Since then, the situation has changed remarkably. Not only has the number, variety and quality of improv acts exploded, but audiences now have a taste for the form, as demonstrated by the ever-larger venues improv plays to. Whereas once it was a novelty to see ‘comedy made up on the spot’ at major comedy festivals in the UK, now a flick through any respectable fringe programme will see improvised Austen, Shakespeare, B-movies, silent films, Downton Abbey… and so on, to the limits of imagination. And taste.

Imps 3The Imps are hardly the sole progenitors of the revival of improvisation in the UK – regional centres such as Bristol and Brighton ought to claim equal credit as well as a small, passionate network of London-based teachers – but, perhaps, in fostering a culture of taking comedy seriously (every imp requires six weeks of training before taking to the stage), they might have made a small but important dent in the way improvisation is performed and understood.
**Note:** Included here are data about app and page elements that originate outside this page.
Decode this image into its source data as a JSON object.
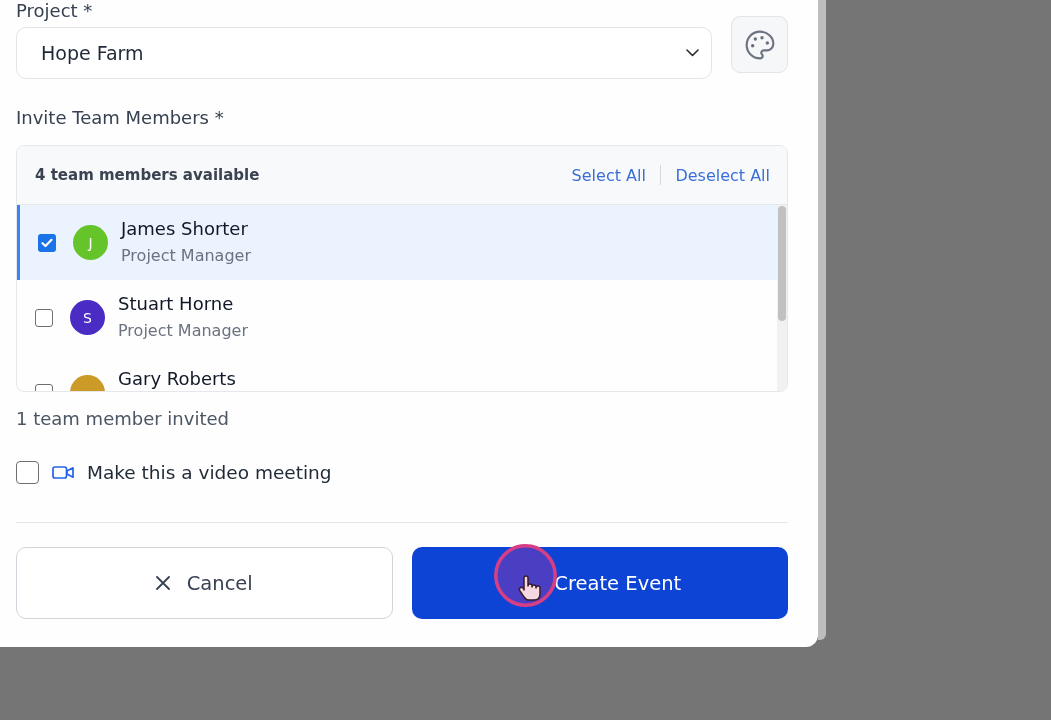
{
  "project": {
    "label": "Project *",
    "value": "Hope Farm"
  },
  "invite": {
    "label": "Invite Team Members *",
    "available": "4 team members available",
    "select_all": "Select All",
    "deselect_all": "Deselect All",
    "members": [
      {
        "name": "James Shorter",
        "role": "Project Manager",
        "initial": "J",
        "color": "#66c42b",
        "checked": true
      },
      {
        "name": "Stuart Horne",
        "role": "Project Manager",
        "initial": "S",
        "color": "#4a2bc4",
        "checked": false
      },
      {
        "name": "Gary Roberts",
        "color": "#cc9a26",
        "checked": false
      }
    ],
    "summary": "1 team member invited"
  },
  "video_meeting": {
    "label": "Make this a video meeting",
    "checked": false
  },
  "buttons": [
    {
      "kind": "secondary",
      "label": "Cancel"
    },
    {
      "kind": "primary",
      "label": "Create Event"
    }
  ]
}
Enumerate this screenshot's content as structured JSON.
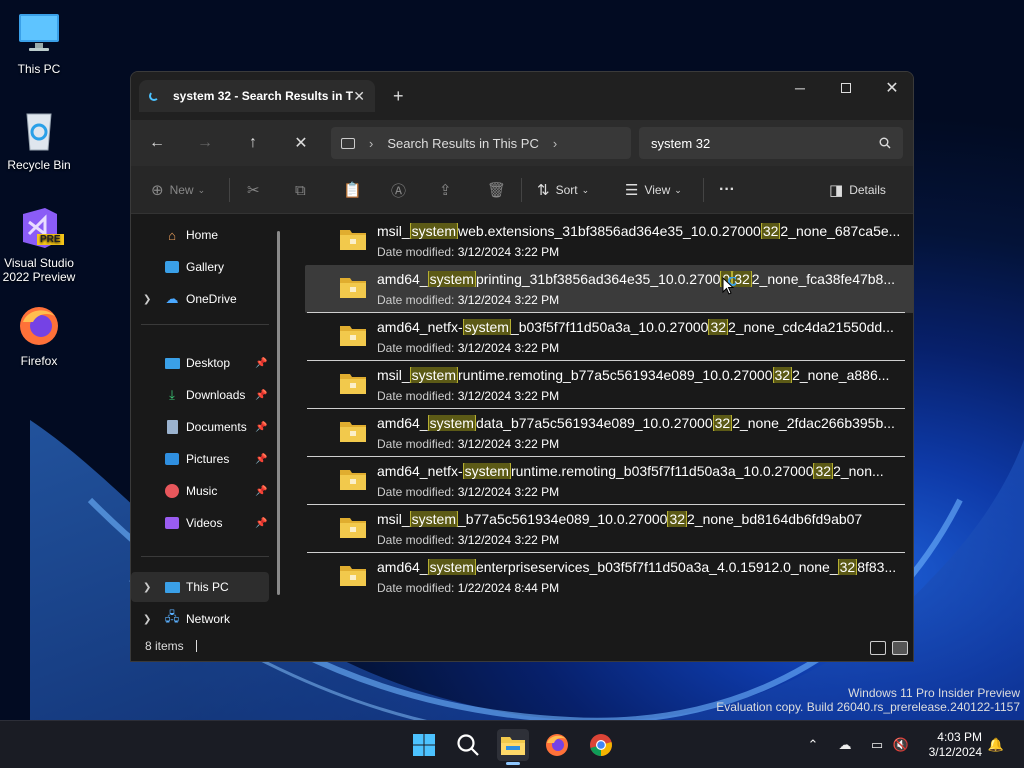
{
  "desktop": {
    "icons": [
      {
        "label": "This PC",
        "icon": "monitor-icon"
      },
      {
        "label": "Recycle Bin",
        "icon": "recycle-bin-icon"
      },
      {
        "label": "Visual Studio 2022 Preview",
        "icon": "visual-studio-icon",
        "badge": "PRE"
      },
      {
        "label": "Firefox",
        "icon": "firefox-icon"
      }
    ]
  },
  "explorer": {
    "tab_title": "system 32 - Search Results in T",
    "new_tab_symbol": "+",
    "address": {
      "segment": "Search Results in This PC"
    },
    "search": {
      "value": "system 32"
    },
    "command_bar": {
      "new_label": "New",
      "sort_label": "Sort",
      "view_label": "View",
      "more_label": "···",
      "details_label": "Details"
    },
    "nav": {
      "items": [
        {
          "label": "Home",
          "icon": "home-icon"
        },
        {
          "label": "Gallery",
          "icon": "gallery-icon"
        },
        {
          "label": "OneDrive",
          "icon": "onedrive-icon",
          "expandable": true
        },
        {
          "label": "Desktop",
          "icon": "desktop-icon",
          "pinned": true
        },
        {
          "label": "Downloads",
          "icon": "downloads-icon",
          "pinned": true
        },
        {
          "label": "Documents",
          "icon": "documents-icon",
          "pinned": true
        },
        {
          "label": "Pictures",
          "icon": "pictures-icon",
          "pinned": true
        },
        {
          "label": "Music",
          "icon": "music-icon",
          "pinned": true
        },
        {
          "label": "Videos",
          "icon": "videos-icon",
          "pinned": true
        },
        {
          "label": "This PC",
          "icon": "this-pc-icon",
          "expandable": true,
          "selected": true
        },
        {
          "label": "Network",
          "icon": "network-icon",
          "expandable": true
        }
      ]
    },
    "results": [
      {
        "parts": [
          "msil_",
          "system",
          "web.extensions_31bf3856ad364e35_10.0.27000",
          "32",
          "2_none_687ca5e..."
        ],
        "date_label": "Date modified:",
        "date": "3/12/2024 3:22 PM"
      },
      {
        "parts": [
          "amd64_",
          "system",
          "printing_31bf3856ad364e35_10.0.2700",
          "0",
          "32",
          "2_none_fca38fe47b8..."
        ],
        "date_label": "Date modified:",
        "date": "3/12/2024 3:22 PM"
      },
      {
        "parts": [
          "amd64_netfx-",
          "system",
          "_b03f5f7f11d50a3a_10.0.27000",
          "32",
          "2_none_cdc4da21550dd..."
        ],
        "date_label": "Date modified:",
        "date": "3/12/2024 3:22 PM"
      },
      {
        "parts": [
          "msil_",
          "system",
          "runtime.remoting_b77a5c561934e089_10.0.27000",
          "32",
          "2_none_a886..."
        ],
        "date_label": "Date modified:",
        "date": "3/12/2024 3:22 PM"
      },
      {
        "parts": [
          "amd64_",
          "system",
          "data_b77a5c561934e089_10.0.27000",
          "32",
          "2_none_2fdac266b395b..."
        ],
        "date_label": "Date modified:",
        "date": "3/12/2024 3:22 PM"
      },
      {
        "parts": [
          "amd64_netfx-",
          "system",
          "runtime.remoting_b03f5f7f11d50a3a_10.0.27000",
          "32",
          "2_non..."
        ],
        "date_label": "Date modified:",
        "date": "3/12/2024 3:22 PM"
      },
      {
        "parts": [
          "msil_",
          "system",
          "_b77a5c561934e089_10.0.27000",
          "32",
          "2_none_bd8164db6fd9ab07"
        ],
        "date_label": "Date modified:",
        "date": "3/12/2024 3:22 PM"
      },
      {
        "parts": [
          "amd64_",
          "system",
          "enterpriseservices_b03f5f7f11d50a3a_4.0.15912.0_none_",
          "32",
          "8f83..."
        ],
        "date_label": "Date modified:",
        "date": "1/22/2024 8:44 PM"
      }
    ],
    "status": {
      "item_count": "8 items"
    }
  },
  "watermark": {
    "line1": "Windows 11 Pro Insider Preview",
    "line2": "Evaluation copy. Build 26040.rs_prerelease.240122-1157"
  },
  "taskbar": {
    "clock_time": "4:03 PM",
    "clock_date": "3/12/2024"
  },
  "colors": {
    "highlight_bg": "#5c5a16",
    "highlight_border": "#b7b032",
    "accent": "#4cc2ff",
    "folder": "#f2c94c"
  }
}
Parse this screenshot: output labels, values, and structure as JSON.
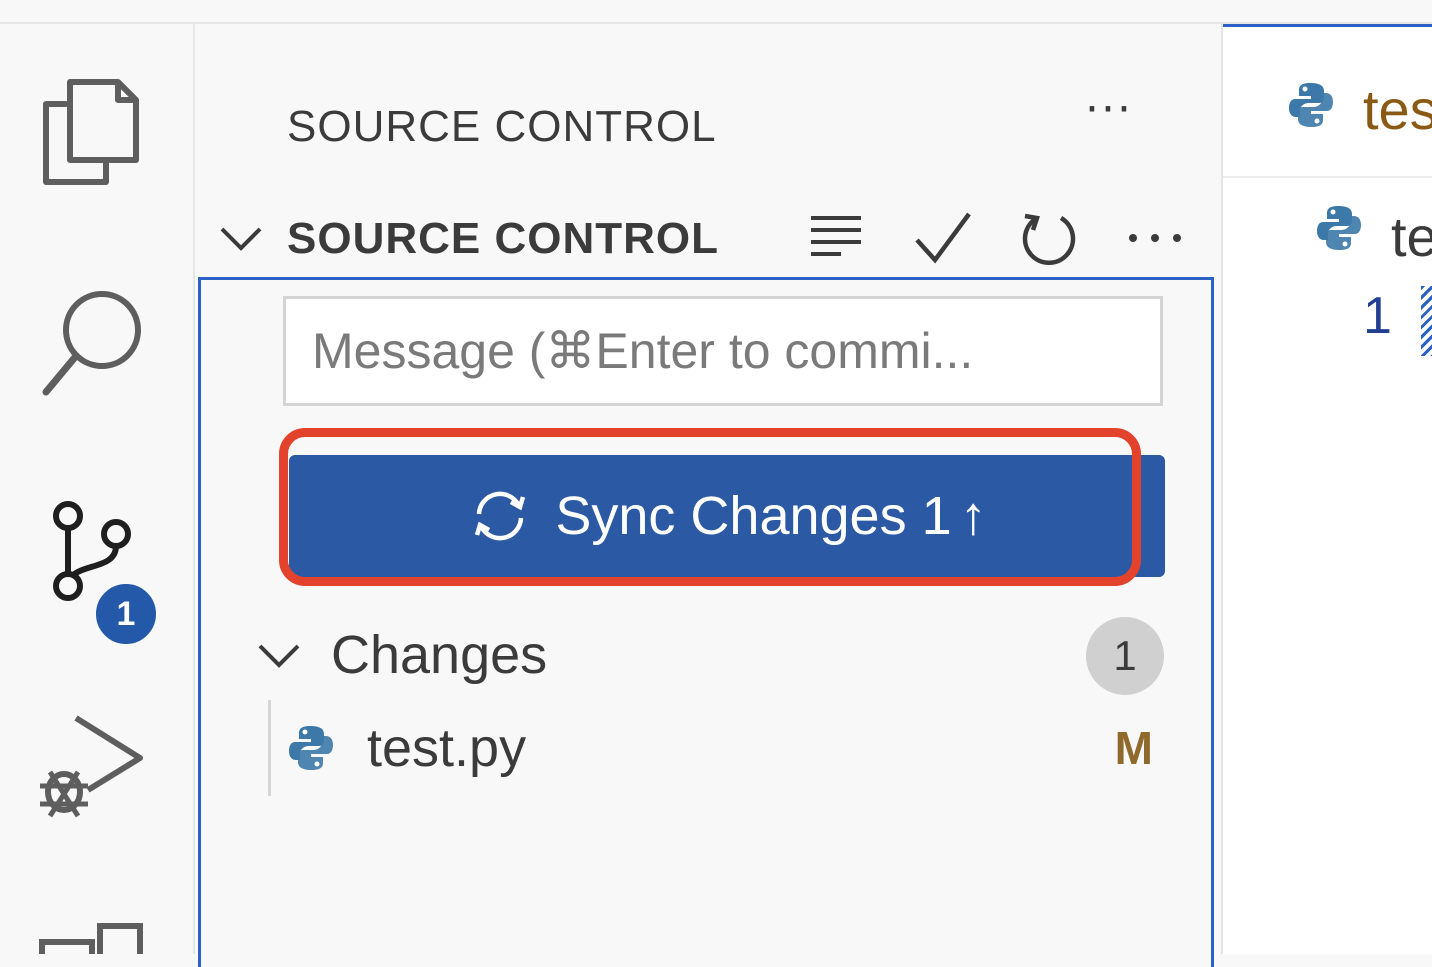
{
  "activity_bar": {
    "items": [
      {
        "name": "explorer",
        "icon": "files-icon"
      },
      {
        "name": "search",
        "icon": "search-icon"
      },
      {
        "name": "source-control",
        "icon": "source-control-icon",
        "badge": "1"
      },
      {
        "name": "run-debug",
        "icon": "run-debug-icon"
      },
      {
        "name": "extensions",
        "icon": "extensions-icon"
      }
    ]
  },
  "sidebar": {
    "title": "SOURCE CONTROL",
    "more_label": "···",
    "section": {
      "title": "SOURCE CONTROL",
      "actions": [
        "list-view-icon",
        "commit-check-icon",
        "refresh-icon",
        "more-icon"
      ],
      "more_label": "···"
    },
    "commit": {
      "placeholder": "Message (⌘Enter to commi..."
    },
    "sync_button": {
      "label": "Sync Changes 1",
      "arrow": "↑",
      "highlighted": true,
      "color": "#2c59a3",
      "highlight_color": "#e3432c"
    },
    "changes": {
      "label": "Changes",
      "count": "1",
      "files": [
        {
          "name": "test.py",
          "status": "M",
          "icon": "python-icon"
        }
      ]
    }
  },
  "editor": {
    "tab_label": "tes",
    "breadcrumb_label": "te",
    "line_number": "1"
  }
}
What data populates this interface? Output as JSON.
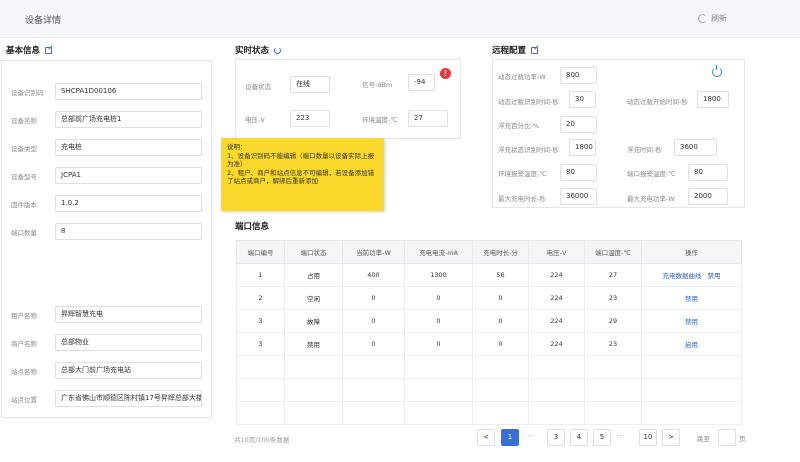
{
  "header": {
    "title": "设备详情",
    "refresh_label": "刷新"
  },
  "basic": {
    "title": "基本信息",
    "fields": [
      {
        "label": "设备识别码",
        "value": "SHCPA1D00106"
      },
      {
        "label": "设备名称",
        "value": "总部前广场充电桩1"
      },
      {
        "label": "设备类型",
        "value": "充电桩"
      },
      {
        "label": "设备型号",
        "value": "JCPA1"
      },
      {
        "label": "固件版本",
        "value": "1.0.2"
      },
      {
        "label": "端口数量",
        "value": "8"
      },
      {
        "label": "租户名称",
        "value": "昇辉智慧充电"
      },
      {
        "label": "商户名称",
        "value": "总部物业"
      },
      {
        "label": "站点名称",
        "value": "总部大门前广场充电站"
      },
      {
        "label": "站点位置",
        "value": "广东省佛山市顺德区陈村镇17号昇辉总部大楼"
      }
    ]
  },
  "realtime": {
    "title": "实时状态",
    "fields": [
      {
        "label": "设备状态",
        "value": "在线"
      },
      {
        "label": "信号-dBm",
        "value": "-94"
      },
      {
        "label": "电压-V",
        "value": "223"
      },
      {
        "label": "环境温度-℃",
        "value": "27"
      }
    ],
    "alert_glyph": "!"
  },
  "remote": {
    "title": "远程配置",
    "fields": [
      {
        "label": "动态过载功率-W",
        "value": "800"
      },
      {
        "label": "动态过载识别时间-秒",
        "value": "30"
      },
      {
        "label": "动态过载开始时间-秒",
        "value": "1800"
      },
      {
        "label": "浮充百分比-%",
        "value": "20"
      },
      {
        "label": "浮充状态识别时间-秒",
        "value": "1800"
      },
      {
        "label": "浮充时间-秒",
        "value": "3600"
      },
      {
        "label": "环境报警温度-℃",
        "value": "80"
      },
      {
        "label": "端口报警温度-℃",
        "value": "80"
      },
      {
        "label": "最大充电时长-秒",
        "value": "36000"
      },
      {
        "label": "最大充电功率-W",
        "value": "2000"
      }
    ]
  },
  "tooltip": {
    "lines": [
      "说明：",
      "1、设备识别码不能编辑（端口数量以设备实际上报为准）",
      "2、租户、商户和站点信息不可编辑，若设备添加错了站点或商户，解绑后重新添加"
    ]
  },
  "ports": {
    "title": "端口信息",
    "columns": [
      "端口编号",
      "端口状态",
      "当前功率-W",
      "充电电流-mA",
      "充电时长-分",
      "电压-V",
      "端口温度-℃",
      "操作"
    ],
    "rows": [
      {
        "cells": [
          "1",
          "占用",
          "400",
          "1300",
          "56",
          "224",
          "27"
        ],
        "actions": [
          "充电数据曲线",
          "禁用"
        ]
      },
      {
        "cells": [
          "2",
          "空闲",
          "0",
          "0",
          "0",
          "224",
          "23"
        ],
        "actions": [
          "禁用"
        ]
      },
      {
        "cells": [
          "3",
          "故障",
          "0",
          "0",
          "0",
          "224",
          "29"
        ],
        "actions": [
          "禁用"
        ]
      },
      {
        "cells": [
          "3",
          "禁用",
          "0",
          "0",
          "0",
          "224",
          "23"
        ],
        "actions": [
          "启用"
        ]
      }
    ]
  },
  "pagination": {
    "total_text": "共10页/100条数据",
    "prev": "<",
    "next": ">",
    "pages": [
      "1",
      "3",
      "4",
      "5",
      "10"
    ],
    "ellipsis": "···",
    "current": "1",
    "goto_label": "跳至",
    "goto_suffix": "页"
  }
}
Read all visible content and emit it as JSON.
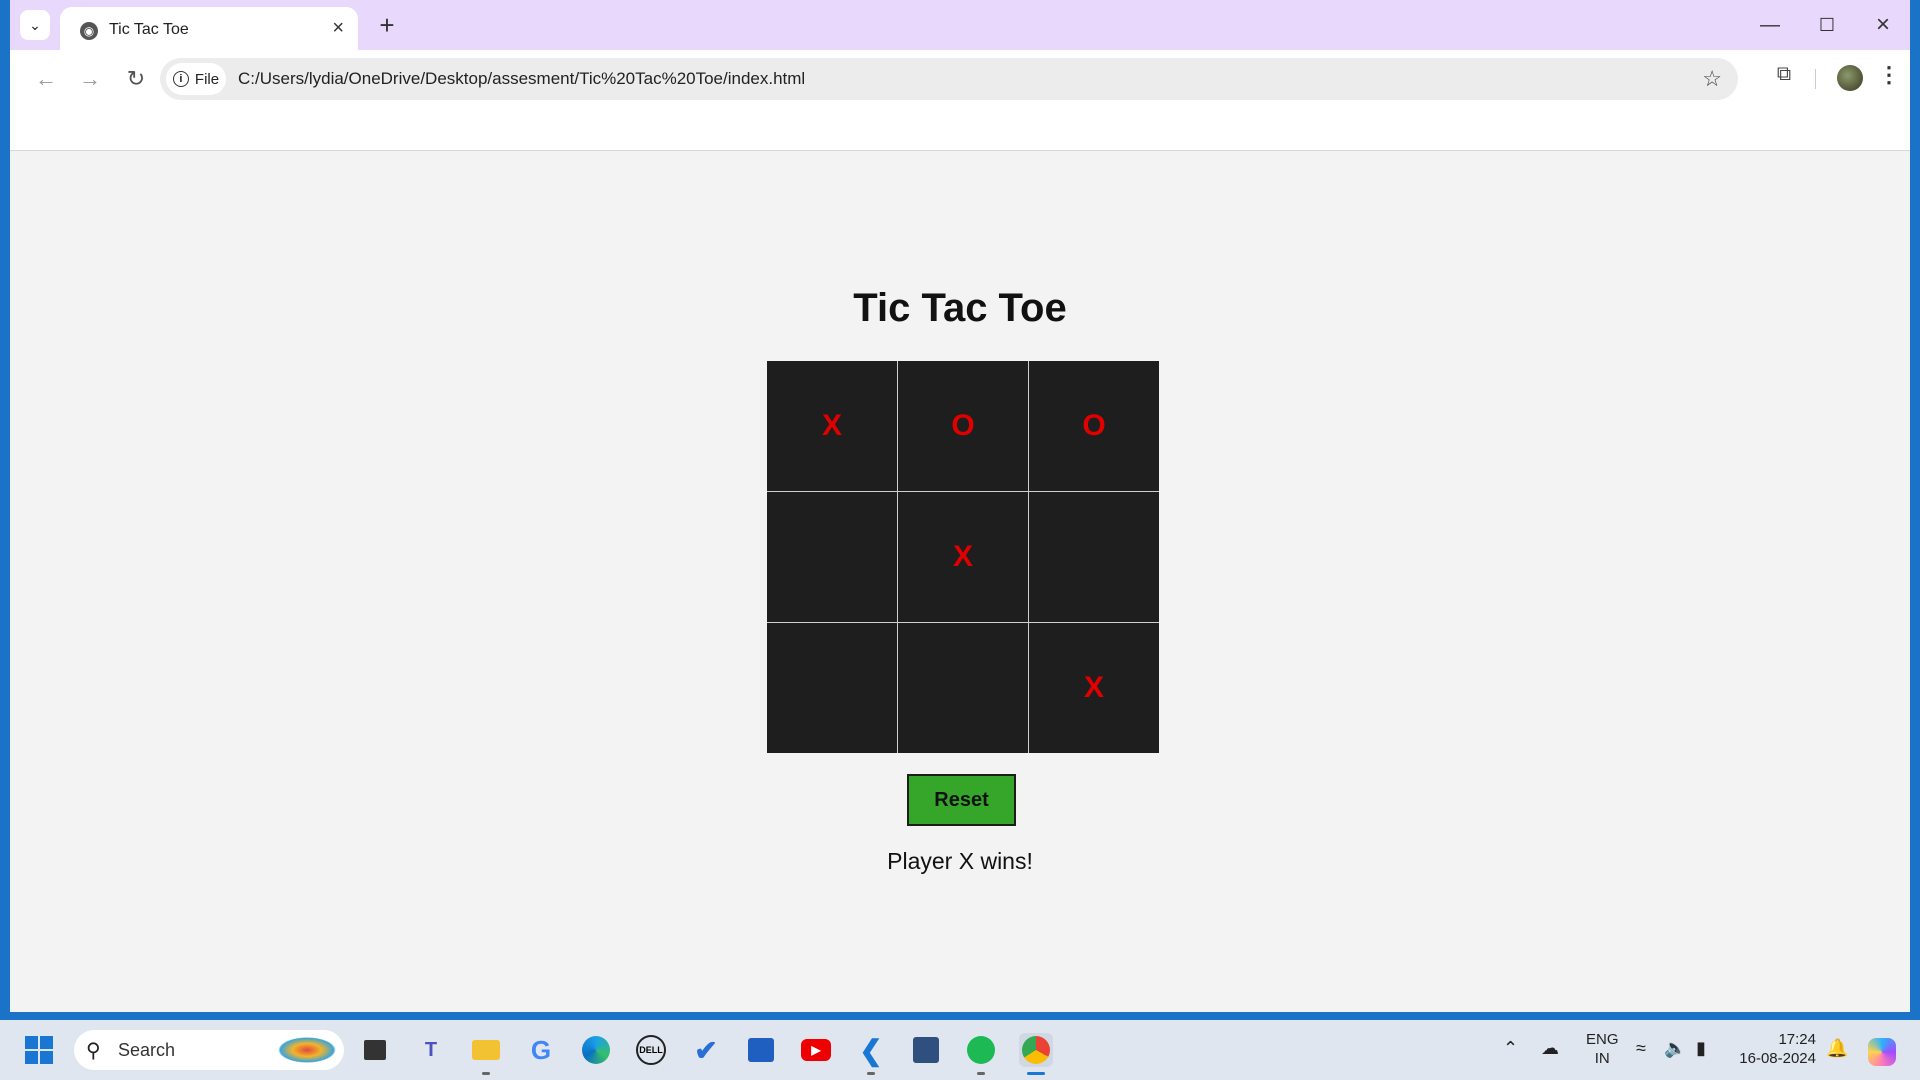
{
  "browser": {
    "tab_title": "Tic Tac Toe",
    "new_tab_label": "+",
    "address_chip": "File",
    "url": "C:/Users/lydia/OneDrive/Desktop/assesment/Tic%20Tac%20Toe/index.html"
  },
  "game": {
    "title": "Tic Tac Toe",
    "cells": [
      "X",
      "O",
      "O",
      "",
      "X",
      "",
      "",
      "",
      "X"
    ],
    "mark_color": "#e00000",
    "reset_label": "Reset",
    "status": "Player X wins!"
  },
  "taskbar": {
    "search_label": "Search",
    "lang_top": "ENG",
    "lang_bottom": "IN",
    "time": "17:24",
    "date": "16-08-2024"
  },
  "icons": {
    "tab_search": "chevron-down-icon",
    "favicon": "globe-icon",
    "tab_close": "close-icon",
    "back": "arrow-left-icon",
    "forward": "arrow-right-icon",
    "reload": "reload-icon",
    "bookmark": "star-icon",
    "extensions": "puzzle-icon",
    "menu": "kebab-menu-icon"
  },
  "colors": {
    "tabstrip": "#e8d8fb",
    "page_bg": "#f3f3f3",
    "cell_bg": "#1e1e1e",
    "reset_bg": "#35a62a"
  }
}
Through shows such as Austentatious and Racing Minds, former Oxford Imps have been at the forefront of popularising improv in broadsheets, literary festivals, and the occasional Radio 4 appearance, and in their role as Jesuits of Improv, the Imps have spawned a series of new groups across the country, run by former members of the company. 

The UK remains, and will remain for years, in the shadow of the United States when it comes to Improv comedy: most of the best-known American comedians are alumni of improv groups such as Second City in Chicago (home to comedians such as Stephen Colbert, Bill Murray, Joan Rivers and Steve Carrell) or UCB in New York (home to Tina Fey, Sarah Silverman … and the occasional former Imp). However, a look at the line up on February 13th may suggest that the UK is taking small steps towards the American model– with Oxford in the lead.